Saturday, December 8, 2012

The Photographer as Poet...

"If I could tell the story with words
I wouldn't need to lug around a camera."
Louis Hines

   "A picture is worth a thousand words."  How often have we heard that said!  In this post I want to explore the idea of poetry making through photography.  The idea of deliberately creating a sequence of images that can be "read" by the viewer...a poem without words.

   The first distinction I would make is between a "series" and a "sequence".  While both are a collection of images, the first revolves around a theme or one specific idea and the second is a development of a poetic response to an idea.  It has, like poems, a beginning, a middle and an end...a sequential development.  A series, most often, can be viewed in any order; each image a variation on the theme whereas a photographic "poem" must be read in the order the artist intended. 

    I guess the next distinction I need to make is between "story" and "poem".  What sorts of stories do photographers tell?  Well, that would depend on what kind of photographer you are.  The photo-journalist/documentary photographer may focus on a political or environmental issue.  He starts with the idea and seeks out photographs to illustrate that idea.  Louis Hines' photographs of child labor in the factories of the early 20th century tell a poignant and heart-wrenching story.  You certainly don't need words, the pictures are all the "text" you need but, in fact, volumes were written when his photographs became known.  There will always be a place for the photo-journalist in the world.  There are so many stories that need to be told but as a contemplative photographer I want to explore the poetic capabilities of the medium rather than the documentary.

   Now, everyone is familiar with the idea of using a photograph to illustrate a poem.  The words come first and then the image.  Sometimes the poet is the photographer and sometimes it is a collaboration.  What I'd like to suggest is an approach that allows the images to come first...sequenced by the photographer...and, this is a bit of a departure, presented without words, as a kind of "open-ended" poem.  The images are meant to be illuminations rather than merely illustrations...illuminations of a central idea or quotation but with the photographers orchestration of sequence.  The viewer, whether the photographer herself or someone else, writes the poem in a "Lectio Visio" (visual meditation/reading) sentence for each image.  I wrote a post, "Photo Lectio - the image as icon"-May 16, 2012, that suggested that the individual image could serve as a catalyst for introspection and contemplation.  This post takes the idea one step further.  The sequence of photographs, the Photographic Poem, becomes a collaboration between the photographer and her audience. Each time the poem is "read" it can generate a new response.  Each person will bring their own interpretations to the sequence.

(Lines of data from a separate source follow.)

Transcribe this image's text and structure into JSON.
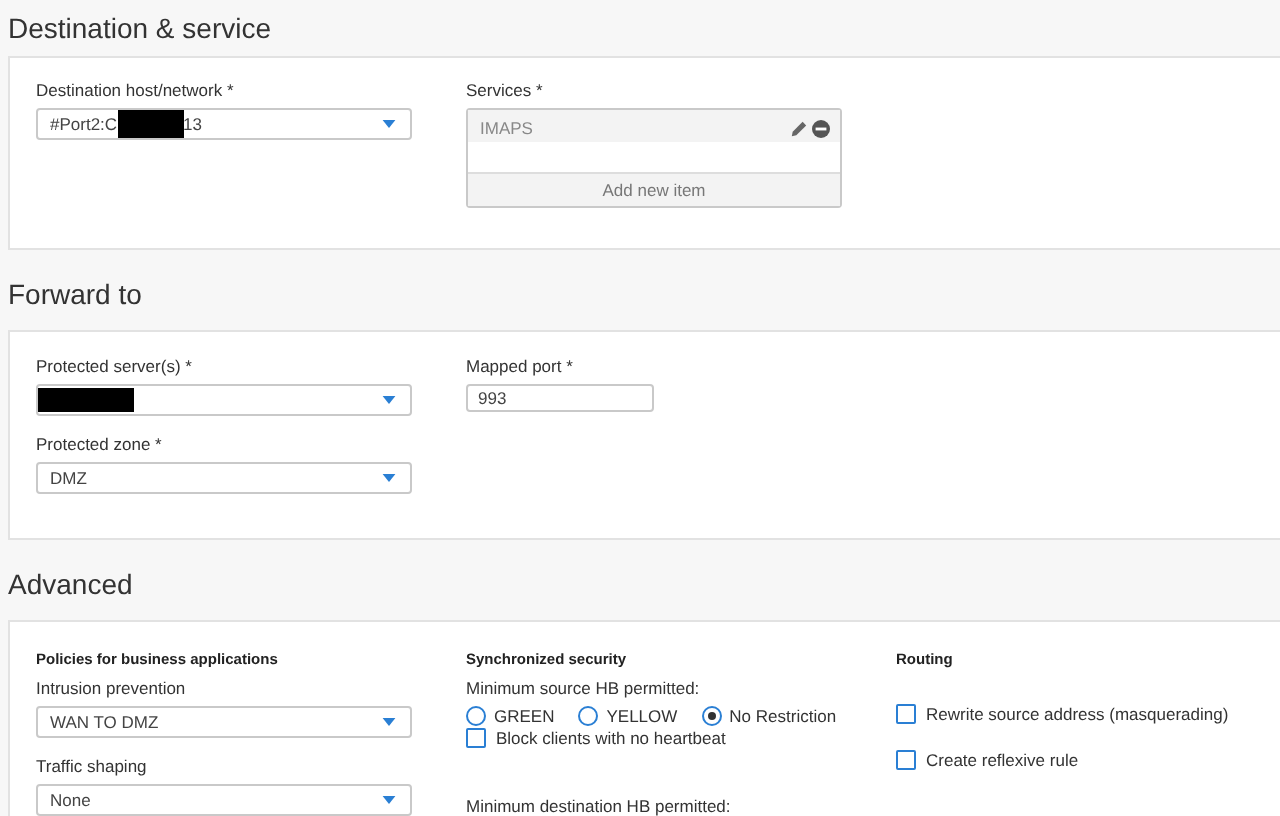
{
  "sections": [
    {
      "title": "Destination & service",
      "columns": [
        [
          {
            "kind": "select",
            "label": "Destination host/network *",
            "value": "#Port2:C",
            "redacted": true,
            "value_after": "13"
          }
        ],
        [
          {
            "kind": "services",
            "label": "Services *",
            "items": [
              {
                "name": "IMAPS"
              }
            ],
            "add_label": "Add new item"
          }
        ],
        []
      ]
    },
    {
      "title": "Forward to",
      "columns": [
        [
          {
            "kind": "select",
            "label": "Protected server(s) *",
            "redacted": true
          },
          {
            "kind": "select",
            "label": "Protected zone *",
            "value": "DMZ"
          }
        ],
        [
          {
            "kind": "text",
            "label": "Mapped port *",
            "value": "993"
          }
        ],
        []
      ]
    },
    {
      "title": "Advanced",
      "columns": [
        [
          {
            "kind": "heading",
            "text": "Policies for business applications"
          },
          {
            "kind": "select",
            "label": "Intrusion prevention",
            "value": "WAN TO DMZ"
          },
          {
            "kind": "select",
            "label": "Traffic shaping",
            "value": "None"
          }
        ],
        [
          {
            "kind": "heading",
            "text": "Synchronized security"
          },
          {
            "kind": "radio_group",
            "label": "Minimum source HB permitted:",
            "options": [
              {
                "label": "GREEN",
                "selected": false
              },
              {
                "label": "YELLOW",
                "selected": false
              },
              {
                "label": "No Restriction",
                "selected": true
              }
            ]
          },
          {
            "kind": "checkbox",
            "label": "Block clients with no heartbeat",
            "checked": false
          },
          {
            "kind": "label",
            "text": "Minimum destination HB permitted:"
          }
        ],
        [
          {
            "kind": "heading",
            "text": "Routing"
          },
          {
            "kind": "checkbox",
            "label": "Rewrite source address (masquerading)",
            "checked": false
          },
          {
            "kind": "checkbox",
            "label": "Create reflexive rule",
            "checked": false
          }
        ]
      ]
    }
  ]
}
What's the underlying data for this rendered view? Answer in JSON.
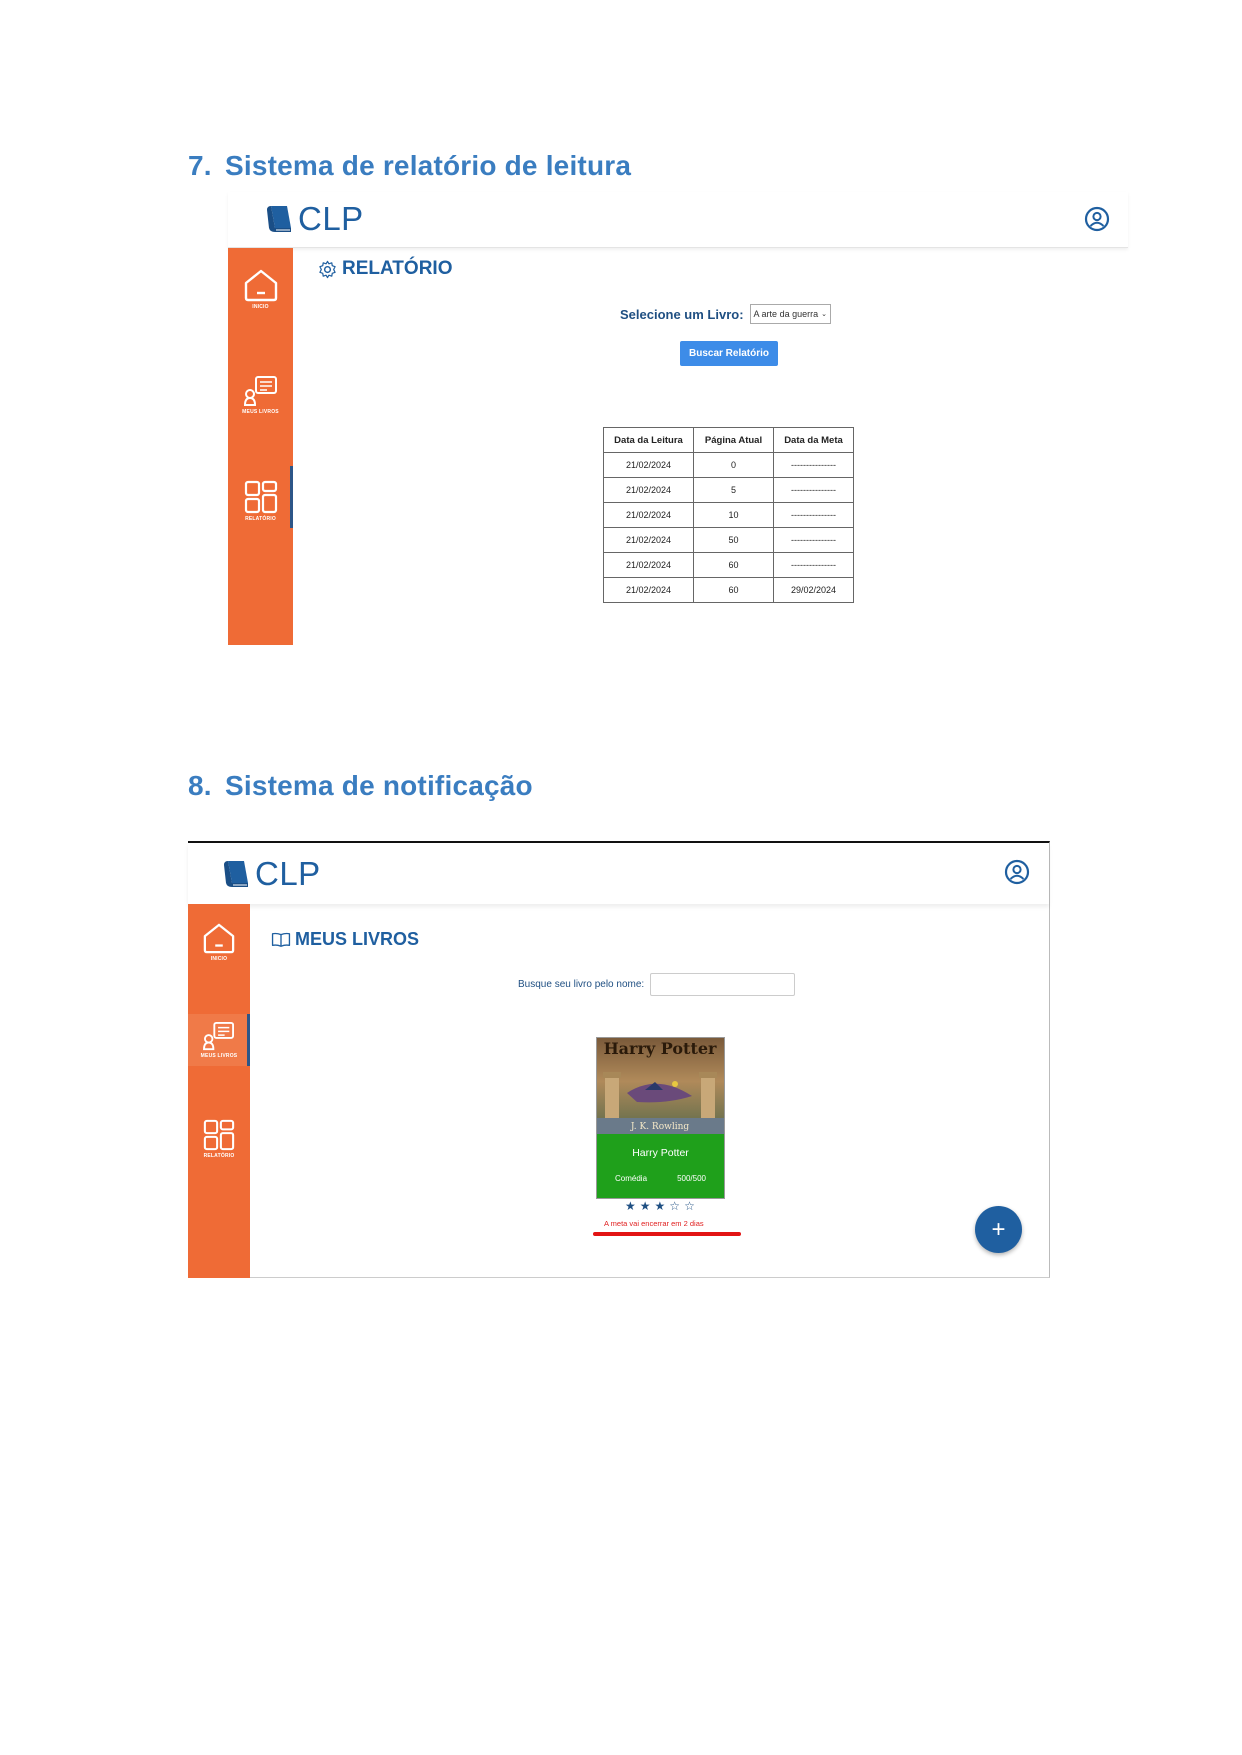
{
  "doc": {
    "section7": {
      "number": "7.",
      "title": "Sistema de relatório de leitura"
    },
    "section8": {
      "number": "8.",
      "title": "Sistema de notificação"
    }
  },
  "app": {
    "logo_text": "CLP"
  },
  "nav": {
    "inicio": "INICIO",
    "meus_livros": "MEUS LIVROS",
    "relatorio": "RELATÓRIO"
  },
  "report": {
    "title": "RELATÓRIO",
    "select_label": "Selecione um Livro:",
    "selected_book": "A arte da guerra",
    "button_label": "Buscar Relatório",
    "table": {
      "headers": [
        "Data da Leitura",
        "Página Atual",
        "Data da Meta"
      ],
      "rows": [
        [
          "21/02/2024",
          "0",
          "---------------"
        ],
        [
          "21/02/2024",
          "5",
          "---------------"
        ],
        [
          "21/02/2024",
          "10",
          "---------------"
        ],
        [
          "21/02/2024",
          "50",
          "---------------"
        ],
        [
          "21/02/2024",
          "60",
          "---------------"
        ],
        [
          "21/02/2024",
          "60",
          "29/02/2024"
        ]
      ]
    }
  },
  "books": {
    "title": "MEUS LIVROS",
    "search_label": "Busque seu livro pelo nome:",
    "search_value": "",
    "card": {
      "cover_title": "Harry Potter",
      "cover_author": "J. K. Rowling",
      "name": "Harry Potter",
      "genre": "Comédia",
      "progress": "500/500",
      "rating": 3,
      "rating_max": 5
    },
    "notification": "A meta vai encerrar em 2 dias",
    "fab_label": "+"
  },
  "colors": {
    "accent": "#1f5fa0",
    "sidebar": "#ef6b36",
    "card": "#1fa01b",
    "alert": "#e21414",
    "heading": "#3a7dc0"
  }
}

   I created a visual poem on my walk to Two Boulder Hill in Concord, Massachusetts in November.  This is a walk Henry Thoreau made in 1860 and a walk I will take in April with a group of photographers interested in learning more about contemplative photography.  I thought it would make an interesting first photographic poem!  (A disclaimer here...I'm no poet but I love the idea of a "poetic sequence".)  I've captioned each image and entered my first poetic response.  If anyone would like to offer their responses I will be happy to add them...a kind of photo poem round robin!

 The Approach to Crockery Field

 From a darkened past we seek the light...

  The Narrow Path Across the Field

... that will take us safely through.

 Boulder Shadows

 What transient shadows cross our path?

 Forgotten Pails

What have we left behind?

Well, it's a start.  I will mull this over and see what new ideas present themselves.  I see this as an "open ended" process.  The little poems are just another way to use my photographs as a contemplative practice.  Try creating your own poetic sequence and see where it leads!

1 comment:

Andy Ilachinski said...

What a wonderful idea... your post has sparked a multiverse of creative possibilities!